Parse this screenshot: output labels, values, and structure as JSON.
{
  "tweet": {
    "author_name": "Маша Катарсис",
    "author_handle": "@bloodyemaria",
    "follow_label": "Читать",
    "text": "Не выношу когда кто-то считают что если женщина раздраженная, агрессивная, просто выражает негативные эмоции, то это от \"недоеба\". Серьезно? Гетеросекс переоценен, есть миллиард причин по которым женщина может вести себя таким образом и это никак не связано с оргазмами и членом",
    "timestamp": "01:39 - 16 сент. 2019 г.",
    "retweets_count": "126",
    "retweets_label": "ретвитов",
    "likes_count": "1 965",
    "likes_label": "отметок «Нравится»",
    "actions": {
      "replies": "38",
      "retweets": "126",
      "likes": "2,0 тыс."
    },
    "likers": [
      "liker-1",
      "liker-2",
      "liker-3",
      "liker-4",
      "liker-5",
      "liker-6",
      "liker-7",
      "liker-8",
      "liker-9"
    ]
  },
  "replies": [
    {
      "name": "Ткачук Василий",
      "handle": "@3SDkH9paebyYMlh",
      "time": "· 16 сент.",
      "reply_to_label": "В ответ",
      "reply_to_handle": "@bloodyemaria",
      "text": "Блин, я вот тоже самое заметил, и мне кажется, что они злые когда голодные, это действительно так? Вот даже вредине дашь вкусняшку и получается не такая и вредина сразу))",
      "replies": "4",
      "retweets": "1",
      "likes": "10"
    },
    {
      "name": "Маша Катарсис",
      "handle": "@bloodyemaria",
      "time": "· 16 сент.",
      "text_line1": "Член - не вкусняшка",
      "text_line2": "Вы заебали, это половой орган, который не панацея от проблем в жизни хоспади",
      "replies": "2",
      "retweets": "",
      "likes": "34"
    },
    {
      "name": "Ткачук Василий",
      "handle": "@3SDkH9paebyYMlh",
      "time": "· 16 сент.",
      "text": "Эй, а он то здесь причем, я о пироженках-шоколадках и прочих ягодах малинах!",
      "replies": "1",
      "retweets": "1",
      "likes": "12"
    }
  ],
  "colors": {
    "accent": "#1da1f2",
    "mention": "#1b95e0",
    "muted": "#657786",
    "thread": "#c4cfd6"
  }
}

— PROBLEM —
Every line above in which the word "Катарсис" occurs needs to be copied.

— RESULT OF THE TASK —
    "author_name": "Маша Катарсис",
      "name": "Маша Катарсис",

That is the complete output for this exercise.